**Required work:** Copy the data exactly, pictures aside.

**Material for the task:**
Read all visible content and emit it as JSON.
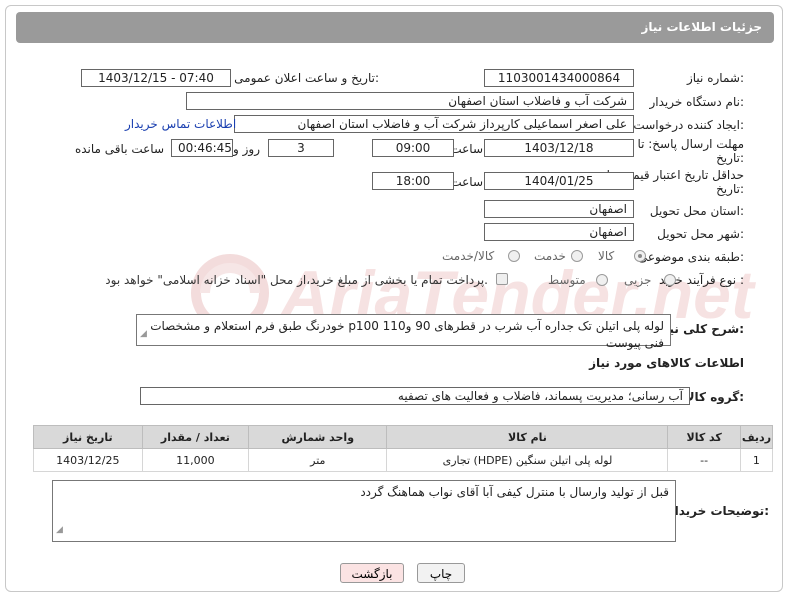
{
  "title": "جزئیات اطلاعات نیاز",
  "fields": {
    "need_number_label": "شماره نیاز:",
    "need_number": "1103001434000864",
    "announce_label": "تاریخ و ساعت اعلان عمومی:",
    "announce_value": "1403/12/15 - 07:40",
    "buyer_label": "نام دستگاه خریدار:",
    "buyer_value": "شرکت آب و فاضلاب استان اصفهان",
    "creator_label": "ایجاد کننده درخواست:",
    "creator_value": "علی اصغر اسماعیلی کارپرداز شرکت آب و فاضلاب استان اصفهان",
    "contact_link": "اطلاعات تماس خریدار",
    "reply_label_1": "مهلت ارسال پاسخ: تا",
    "reply_label_2": "تاریخ:",
    "reply_date": "1403/12/18",
    "time_label": "ساعت",
    "reply_time": "09:00",
    "reply_days": "3",
    "day_label": "روز و",
    "remaining_time": "00:46:45",
    "remaining_label": "ساعت باقی مانده",
    "validity_label_1": "حداقل تاریخ اعتبار قیمت: تا",
    "validity_label_2": "تاریخ:",
    "validity_date": "1404/01/25",
    "validity_time": "18:00",
    "province_label": "استان محل تحویل:",
    "province_value": "اصفهان",
    "city_label": "شهر محل تحویل:",
    "city_value": "اصفهان",
    "category_label": "طبقه بندی موضوعی:",
    "category_options": [
      "کالا",
      "خدمت",
      "کالا/خدمت"
    ],
    "category_selected": "کالا",
    "process_label": "نوع فرآیند خرید :",
    "process_options": [
      "جزیی",
      "متوسط"
    ],
    "payment_note": "پرداخت تمام یا بخشی از مبلغ خرید،از محل \"اسناد خزانه اسلامی\" خواهد بود.",
    "desc_label": "شرح کلی نیاز:",
    "desc_value": "لوله پلی اتیلن تک جداره آب شرب در قطرهای 90 و110 p100 خودرنگ طبق فرم استعلام و مشخصات فنی پیوست",
    "goods_info_label": "اطلاعات کالاهای مورد نیاز",
    "goods_group_label": "گروه کالا:",
    "goods_group_value": "آب رسانی؛ مدیریت پسماند، فاضلاب و فعالیت های تصفیه",
    "buyer_notes_label": "توضیحات خریدار:",
    "buyer_notes_value": "قبل از تولید وارسال با منترل کیفی آبا آقای نواب هماهنگ گردد"
  },
  "table": {
    "headers": [
      "ردیف",
      "کد کالا",
      "نام کالا",
      "واحد شمارش",
      "تعداد / مقدار",
      "تاریخ نیاز"
    ],
    "rows": [
      [
        "1",
        "--",
        "لوله پلی اتیلن سنگین (HDPE) تجاری",
        "متر",
        "11,000",
        "1403/12/25"
      ]
    ]
  },
  "buttons": {
    "print": "چاپ",
    "back": "بازگشت"
  },
  "watermark_text": "AriaTender.net",
  "colors": {
    "titlebar": "#9a9a9a",
    "link": "#1a3fb0",
    "back_button_bg": "#fbe3e3"
  }
}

**Output for this task:**
Read all visible content and emit it as JSON.
{
  "title": "جزئیات اطلاعات نیاز",
  "fields": {
    "need_number_label": "شماره نیاز:",
    "need_number": "1103001434000864",
    "announce_label": "تاریخ و ساعت اعلان عمومی:",
    "announce_value": "1403/12/15 - 07:40",
    "buyer_label": "نام دستگاه خریدار:",
    "buyer_value": "شرکت آب و فاضلاب استان اصفهان",
    "creator_label": "ایجاد کننده درخواست:",
    "creator_value": "علی اصغر اسماعیلی کارپرداز شرکت آب و فاضلاب استان اصفهان",
    "contact_link": "اطلاعات تماس خریدار",
    "reply_label_1": "مهلت ارسال پاسخ: تا",
    "reply_label_2": "تاریخ:",
    "reply_date": "1403/12/18",
    "time_label": "ساعت",
    "reply_time": "09:00",
    "reply_days": "3",
    "day_label": "روز و",
    "remaining_time": "00:46:45",
    "remaining_label": "ساعت باقی مانده",
    "validity_label_1": "حداقل تاریخ اعتبار قیمت: تا",
    "validity_label_2": "تاریخ:",
    "validity_date": "1404/01/25",
    "validity_time": "18:00",
    "province_label": "استان محل تحویل:",
    "province_value": "اصفهان",
    "city_label": "شهر محل تحویل:",
    "city_value": "اصفهان",
    "category_label": "طبقه بندی موضوعی:",
    "category_options": [
      "کالا",
      "خدمت",
      "کالا/خدمت"
    ],
    "category_selected": "کالا",
    "process_label": "نوع فرآیند خرید :",
    "process_options": [
      "جزیی",
      "متوسط"
    ],
    "payment_note": "پرداخت تمام یا بخشی از مبلغ خرید،از محل \"اسناد خزانه اسلامی\" خواهد بود.",
    "desc_label": "شرح کلی نیاز:",
    "desc_value": "لوله پلی اتیلن تک جداره آب شرب در قطرهای 90 و110 p100 خودرنگ طبق فرم استعلام و مشخصات فنی پیوست",
    "goods_info_label": "اطلاعات کالاهای مورد نیاز",
    "goods_group_label": "گروه کالا:",
    "goods_group_value": "آب رسانی؛ مدیریت پسماند، فاضلاب و فعالیت های تصفیه",
    "buyer_notes_label": "توضیحات خریدار:",
    "buyer_notes_value": "قبل از تولید وارسال با منترل کیفی آبا آقای نواب هماهنگ گردد"
  },
  "table": {
    "headers": [
      "ردیف",
      "کد کالا",
      "نام کالا",
      "واحد شمارش",
      "تعداد / مقدار",
      "تاریخ نیاز"
    ],
    "rows": [
      [
        "1",
        "--",
        "لوله پلی اتیلن سنگین (HDPE) تجاری",
        "متر",
        "11,000",
        "1403/12/25"
      ]
    ]
  },
  "buttons": {
    "print": "چاپ",
    "back": "بازگشت"
  },
  "watermark_text": "AriaTender.net",
  "colors": {
    "titlebar": "#9a9a9a",
    "link": "#1a3fb0",
    "back_button_bg": "#fbe3e3"
  }
}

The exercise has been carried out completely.